*** Opening Exercise inputs ***

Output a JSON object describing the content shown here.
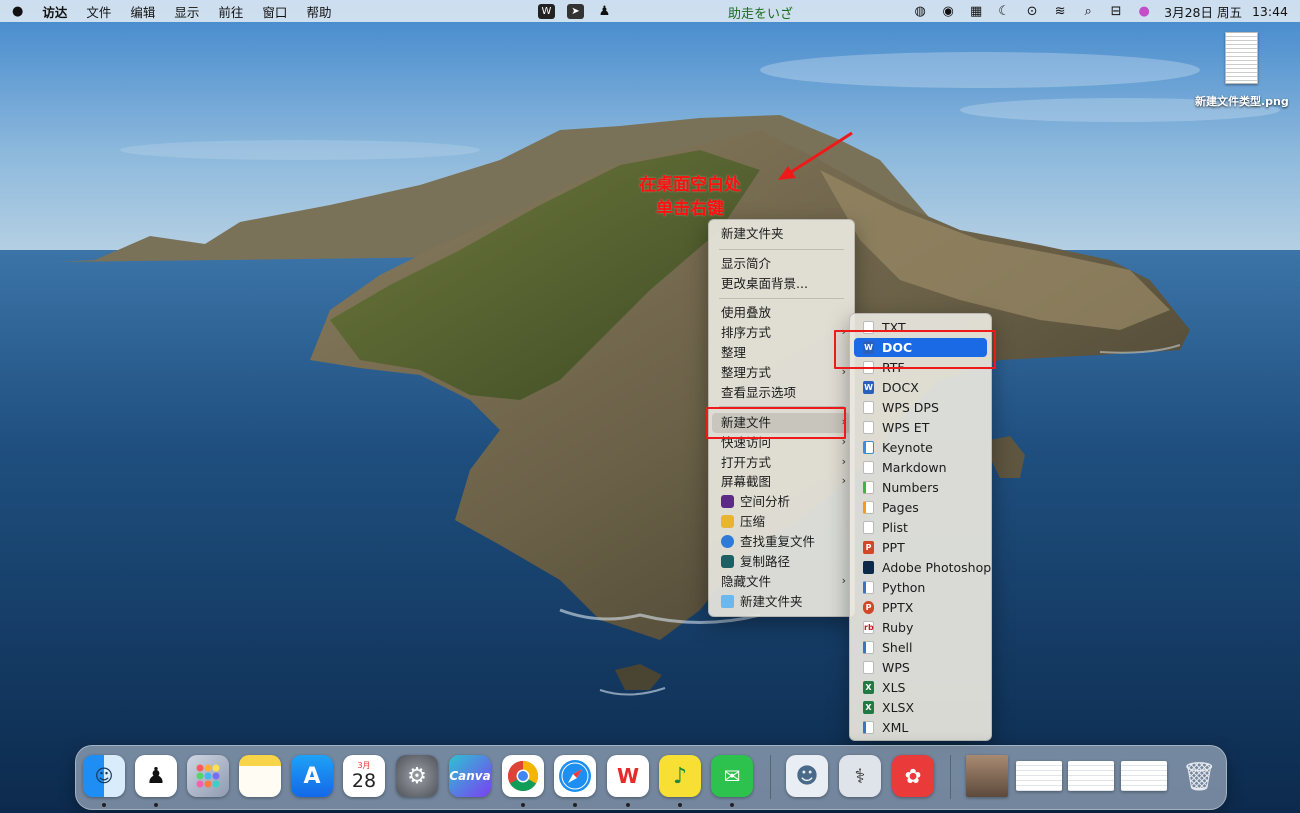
{
  "menubar": {
    "apple_icon": "apple-icon",
    "app_name": "访达",
    "menus": [
      "文件",
      "编辑",
      "显示",
      "前往",
      "窗口",
      "帮助"
    ],
    "center_title": "助走をいざ",
    "date": "3月28日 周五",
    "time": "13:44"
  },
  "desktop_file": {
    "name": "新建文件类型.png"
  },
  "annotation": {
    "line1": "在桌面空白处",
    "line2": "单击右键"
  },
  "context_menu": {
    "new_folder": "新建文件夹",
    "get_info": "显示简介",
    "change_background": "更改桌面背景...",
    "use_stacks": "使用叠放",
    "sort_by": "排序方式",
    "clean_up": "整理",
    "clean_up_by": "整理方式",
    "show_view_options": "查看显示选项",
    "new_file": "新建文件",
    "quick_access": "快速访问",
    "open_with": "打开方式",
    "screenshot": "屏幕截图",
    "space_analysis": "空间分析",
    "compress": "压缩",
    "find_duplicates": "查找重复文件",
    "copy_path": "复制路径",
    "hidden_files": "隐藏文件",
    "new_folder_2": "新建文件夹"
  },
  "submenu": {
    "items": [
      "TXT",
      "DOC",
      "RTF",
      "DOCX",
      "WPS DPS",
      "WPS ET",
      "Keynote",
      "Markdown",
      "Numbers",
      "Pages",
      "Plist",
      "PPT",
      "Adobe Photoshop",
      "Python",
      "PPTX",
      "Ruby",
      "Shell",
      "WPS",
      "XLS",
      "XLSX",
      "XML"
    ],
    "selected": "DOC"
  },
  "calendar_icon": {
    "month": "3月",
    "day": "28"
  },
  "canva_icon": {
    "label": "Canva"
  },
  "colors": {
    "accent": "#1a6ae6",
    "annotation": "#ff1010"
  }
}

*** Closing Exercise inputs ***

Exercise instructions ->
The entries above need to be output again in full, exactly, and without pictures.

Solved problem ->
Output a JSON object describing the content shown here.
{
  "menubar": {
    "apple_icon": "apple-icon",
    "app_name": "访达",
    "menus": [
      "文件",
      "编辑",
      "显示",
      "前往",
      "窗口",
      "帮助"
    ],
    "center_title": "助走をいざ",
    "date": "3月28日 周五",
    "time": "13:44"
  },
  "desktop_file": {
    "name": "新建文件类型.png"
  },
  "annotation": {
    "line1": "在桌面空白处",
    "line2": "单击右键"
  },
  "context_menu": {
    "new_folder": "新建文件夹",
    "get_info": "显示简介",
    "change_background": "更改桌面背景...",
    "use_stacks": "使用叠放",
    "sort_by": "排序方式",
    "clean_up": "整理",
    "clean_up_by": "整理方式",
    "show_view_options": "查看显示选项",
    "new_file": "新建文件",
    "quick_access": "快速访问",
    "open_with": "打开方式",
    "screenshot": "屏幕截图",
    "space_analysis": "空间分析",
    "compress": "压缩",
    "find_duplicates": "查找重复文件",
    "copy_path": "复制路径",
    "hidden_files": "隐藏文件",
    "new_folder_2": "新建文件夹"
  },
  "submenu": {
    "items": [
      "TXT",
      "DOC",
      "RTF",
      "DOCX",
      "WPS DPS",
      "WPS ET",
      "Keynote",
      "Markdown",
      "Numbers",
      "Pages",
      "Plist",
      "PPT",
      "Adobe Photoshop",
      "Python",
      "PPTX",
      "Ruby",
      "Shell",
      "WPS",
      "XLS",
      "XLSX",
      "XML"
    ],
    "selected": "DOC"
  },
  "calendar_icon": {
    "month": "3月",
    "day": "28"
  },
  "canva_icon": {
    "label": "Canva"
  },
  "colors": {
    "accent": "#1a6ae6",
    "annotation": "#ff1010"
  }
}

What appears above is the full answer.